At the heart of this so called ‘son of the soil’ (who nevertheless has chosen to live outside Sri Lanka most of this time) argument is that Sinhala should be encoded so that if a particular computer does not posses a Sinhala font, it would at least be readable in English! Why English? Why not Tamil or Chinese for that matter? This appears to be a slip that shows his allegiance to his new found home in the US. Thus his argument is that all Sri Lankans should learn English first, so that they can transliterate their own Sinhala language using these English characters! This he calls is a more nationalistic way of doing things rather than ‘bowing down to the West and adopting their standards’.
Being part of a Local Language Working Group that precedes the existence even of the ICT Agency of Sri Lanka (which did most of the facilitating surrounding the Sinhala UNICODE effort together with the Universities of Colombo and Moratuwa), I can state categorically that most of its members worked on this project owing to their love of the language and the nation and as a national service. I’m sure ICTA would be open to being audited on how much was spent on the entire Sinhala UNICODE initiative and it would make Ahangama look silly. Being at least a significant stakeholder in the recent movement for democracy and accountability, something Ahangama cannot claim to any extent even though sheltered by being at a distance, I also feel justified to call on the public to condemn efforts such as these to discredit good work done in the past, so that we don’t end up throwing the baby out with the bathwater.
Finally, I wish Ahangama good luck with his funding sources even if this particular cheap attempt at jumping on the corruption-‐allegation-‐bandwagon fails miserably, because he’d need a lot of it to convince the SLSI, ISO, UNICODE and then the major platform vendors such as Google, Microsoft, Apple, Adobe and Oracle, that his proprietary scheme is better than the current Sinhala UNICODE scheme for encoding Sinhala. Oh I almost forgot, he’d also have to face the wrath of tens of thousands of Sinhala speakers and users, many of whom owing to Sinhala UNICODE were able to actively take part in the social media revolution that caused some of the unexpected results of the last election!

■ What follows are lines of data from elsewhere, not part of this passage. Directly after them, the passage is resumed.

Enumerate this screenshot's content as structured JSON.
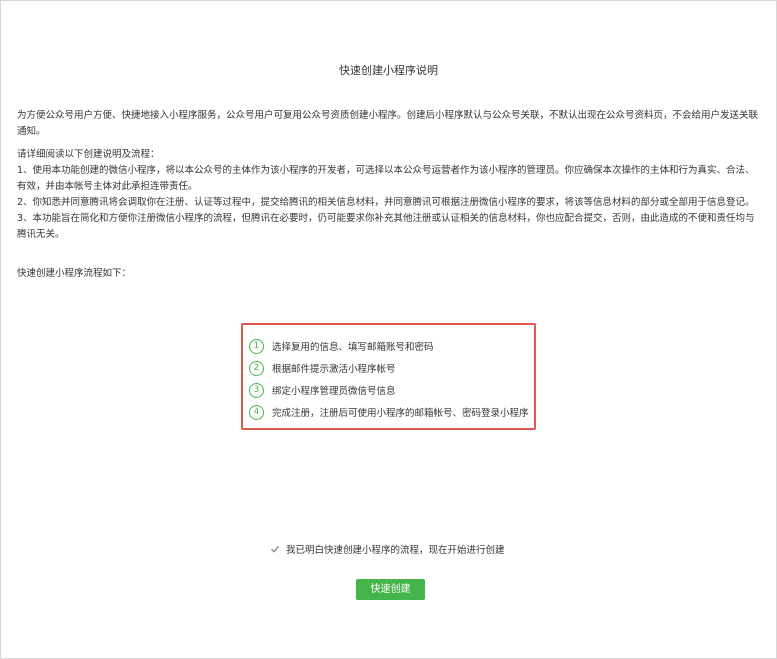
{
  "page": {
    "title": "快速创建小程序说明",
    "intro": "为方便公众号用户方便、快捷地接入小程序服务，公众号用户可复用公众号资质创建小程序。创建后小程序默认与公众号关联，不默认出现在公众号资料页，不会给用户发送关联通知。",
    "rules_heading": "请详细阅读以下创建说明及流程：",
    "rules": [
      "1、使用本功能创建的微信小程序，将以本公众号的主体作为该小程序的开发者，可选择以本公众号运营者作为该小程序的管理员。你应确保本次操作的主体和行为真实、合法、有效，并由本帐号主体对此承担连带责任。",
      "2、你知悉并同意腾讯将会调取你在注册、认证等过程中，提交给腾讯的相关信息材料，并同意腾讯可根据注册微信小程序的要求，将该等信息材料的部分或全部用于信息登记。",
      "3、本功能旨在简化和方便你注册微信小程序的流程，但腾讯在必要时，仍可能要求你补充其他注册或认证相关的信息材料，你也应配合提交，否则，由此造成的不便和责任均与腾讯无关。"
    ],
    "flow_heading": "快速创建小程序流程如下："
  },
  "steps": [
    {
      "num": "1",
      "text": "选择复用的信息、填写邮箱账号和密码"
    },
    {
      "num": "2",
      "text": "根据邮件提示激活小程序帐号"
    },
    {
      "num": "3",
      "text": "绑定小程序管理员微信号信息"
    },
    {
      "num": "4",
      "text": "完成注册，注册后可使用小程序的邮箱帐号、密码登录小程序"
    }
  ],
  "agree": {
    "checked": true,
    "label": "我已明白快速创建小程序的流程，现在开始进行创建"
  },
  "actions": {
    "create_label": "快速创建"
  },
  "colors": {
    "accent_green": "#44b549",
    "highlight_red": "#e0584b"
  }
}
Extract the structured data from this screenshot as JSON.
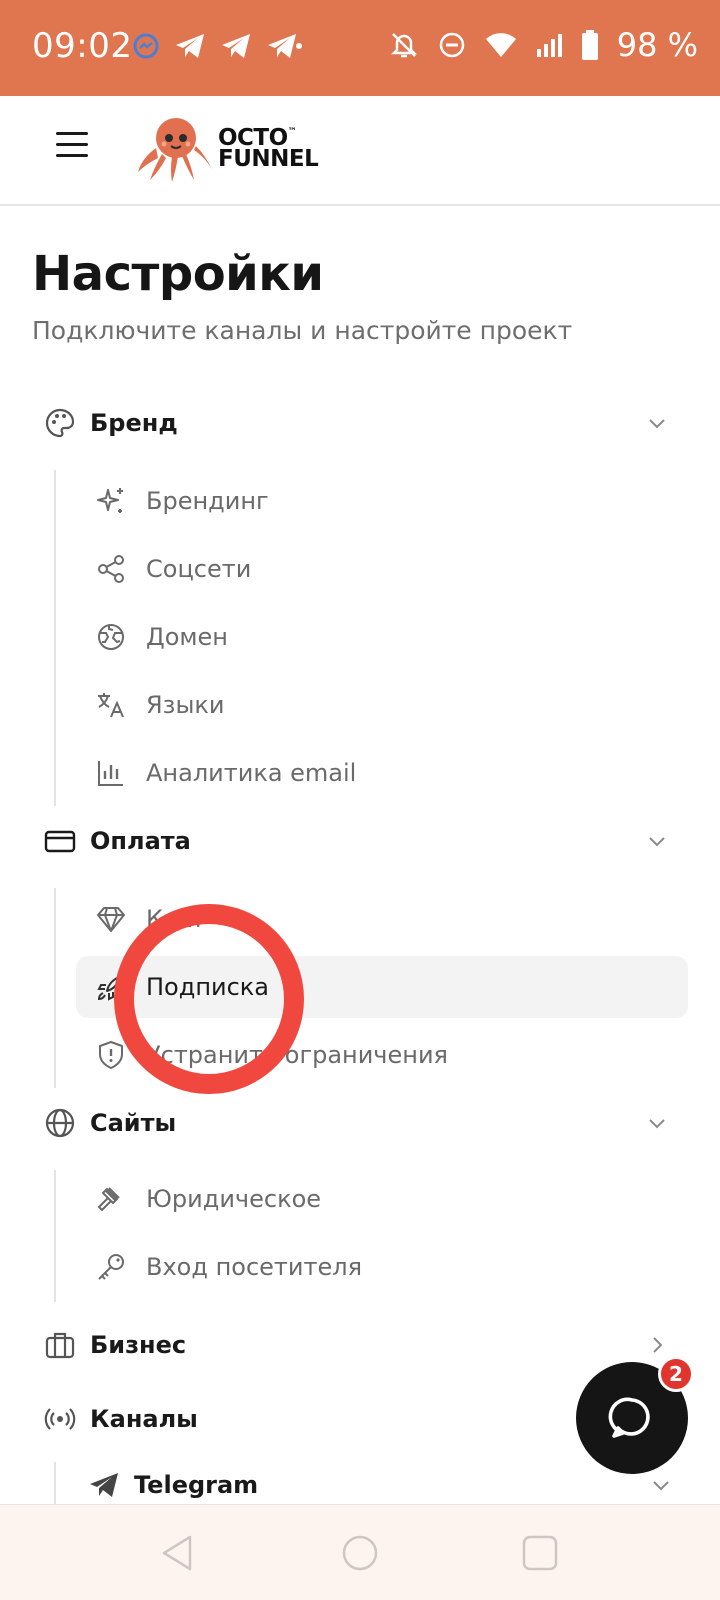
{
  "status_bar": {
    "time": "09:02",
    "battery_text": "98 %",
    "left_icons": [
      "messenger-icon",
      "telegram-icon",
      "telegram-icon",
      "telegram-icon"
    ],
    "right_icons": [
      "bell-off-icon",
      "do-not-disturb-icon",
      "wifi-icon",
      "signal-icon",
      "battery-icon"
    ]
  },
  "header": {
    "logo_line1": "OCTO",
    "logo_tm": "™",
    "logo_line2": "FUNNEL"
  },
  "page": {
    "title": "Настройки",
    "subtitle": "Подключите каналы и настройте проект"
  },
  "sections": {
    "brand": {
      "label": "Бренд",
      "items": [
        {
          "label": "Брендинг",
          "icon": "sparkles-icon"
        },
        {
          "label": "Соцсети",
          "icon": "share-icon"
        },
        {
          "label": "Домен",
          "icon": "globe-grid-icon"
        },
        {
          "label": "Языки",
          "icon": "translate-icon"
        },
        {
          "label": "Аналитика email",
          "icon": "bar-chart-icon"
        }
      ]
    },
    "payment": {
      "label": "Оплата",
      "items": [
        {
          "label": "К...и",
          "icon": "diamond-icon"
        },
        {
          "label": "Подписка",
          "icon": "rocket-icon",
          "active": true
        },
        {
          "label": "Устранить ограничения",
          "icon": "shield-alert-icon"
        }
      ]
    },
    "sites": {
      "label": "Сайты",
      "items": [
        {
          "label": "Юридическое",
          "icon": "gavel-icon"
        },
        {
          "label": "Вход посетителя",
          "icon": "key-icon"
        }
      ]
    },
    "business": {
      "label": "Бизнес"
    },
    "channels": {
      "label": "Каналы",
      "sub": {
        "label": "Telegram"
      }
    }
  },
  "chat": {
    "badge_count": "2"
  },
  "colors": {
    "status_bar": "#df7650",
    "accent_red": "#f0473e",
    "fab": "#151515",
    "badge": "#e0342e"
  }
}
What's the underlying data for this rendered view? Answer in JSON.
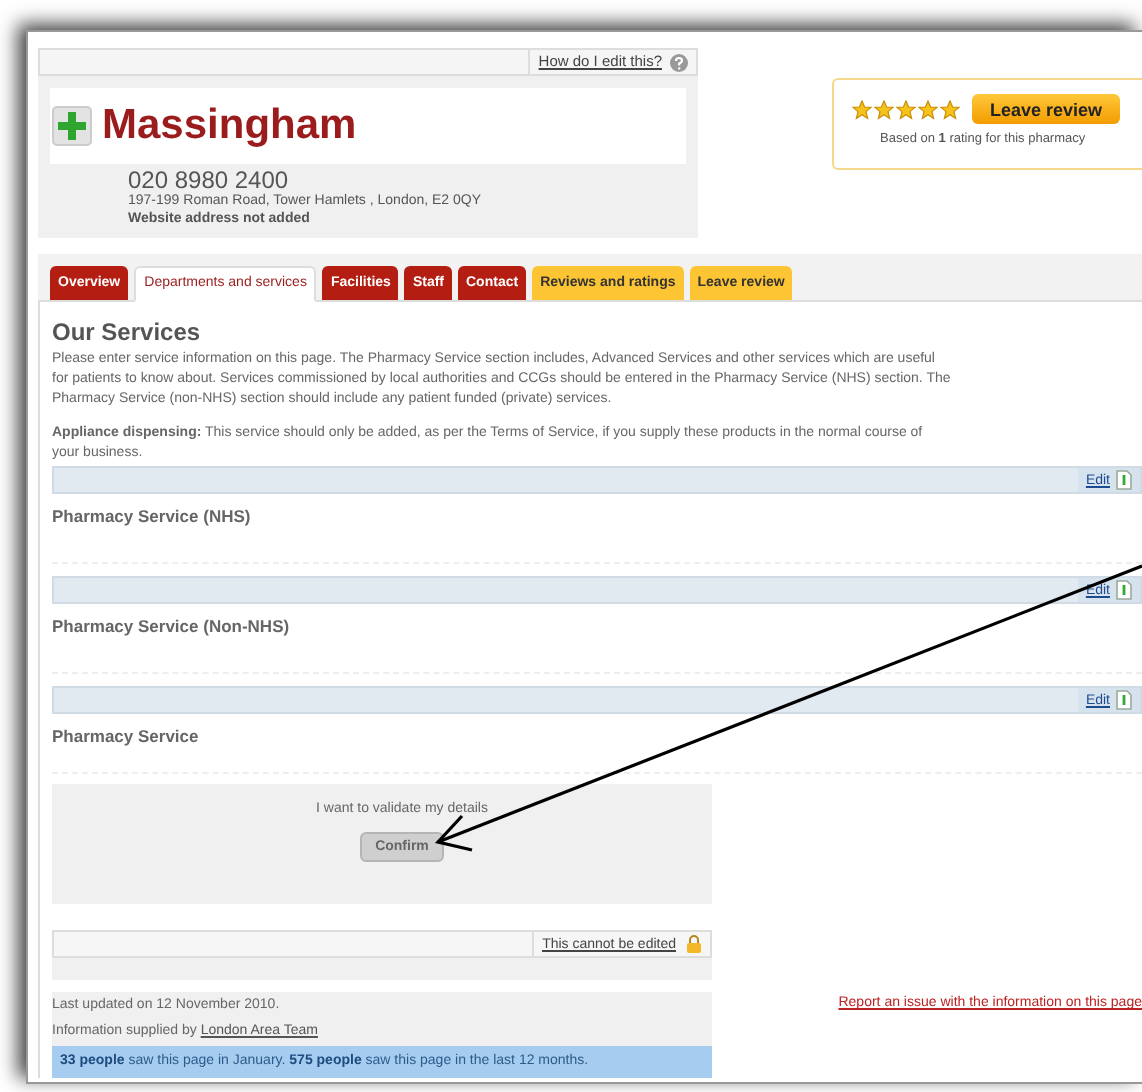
{
  "help_bar": {
    "link": "How do I edit this?"
  },
  "pharmacy": {
    "name": "Massingham",
    "phone": "020 8980 2400",
    "address": "197-199 Roman Road, Tower Hamlets , London, E2 0QY",
    "website": "Website address not added"
  },
  "rating": {
    "stars": 5,
    "button": "Leave review",
    "summary": "Based on **1** rating for this pharmacy"
  },
  "tabs": [
    {
      "label": "Overview",
      "selected": false,
      "kind": "main"
    },
    {
      "label": "Departments and services",
      "selected": true,
      "kind": "main"
    },
    {
      "label": "Facilities",
      "selected": false,
      "kind": "main"
    },
    {
      "label": "Staff",
      "selected": false,
      "kind": "main"
    },
    {
      "label": "Contact",
      "selected": false,
      "kind": "main"
    },
    {
      "label": "Reviews and ratings",
      "selected": false,
      "kind": "review"
    },
    {
      "label": "Leave review",
      "selected": false,
      "kind": "review"
    }
  ],
  "services": {
    "title": "Our Services",
    "intro": "Please enter service information on this page. The Pharmacy Service section includes, Advanced Services and other services which are useful for patients to know about. Services commissioned by local authorities and CCGs should be entered in the Pharmacy Service (NHS) section. The Pharmacy Service (non-NHS) section should include any patient funded (private) services.",
    "note": "**Appliance dispensing:** This service should only be added, as per the Terms of Service, if you supply these products in the normal course of your business.",
    "sections": [
      {
        "edit": "Edit",
        "title": "Pharmacy Service (NHS)"
      },
      {
        "edit": "Edit",
        "title": "Pharmacy Service (Non-NHS)"
      },
      {
        "edit": "Edit",
        "title": "Pharmacy Service"
      }
    ]
  },
  "validate": {
    "text": "I want to validate my details",
    "button": "Confirm"
  },
  "locked": {
    "label": "This cannot be edited"
  },
  "footer": {
    "updated": "Last updated on 12 November 2010.",
    "supplied": "Information supplied by",
    "supplier": "London Area Team",
    "report": "Report an issue with the information on this page",
    "stats": "**33 people** saw this page in January. **575 people** saw this page in the last 12 months."
  }
}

Just for interest I typed Ahangama’s name (both as ‘Jayantha Ahangama’ and ‘ජයන්ත අහංගම’) and realized there were only 6,760 results for the English but 35,200 for the Sinhala – just a minor testimony to the success of Sinhala UNICODE to date).
University of Colombo School of Computing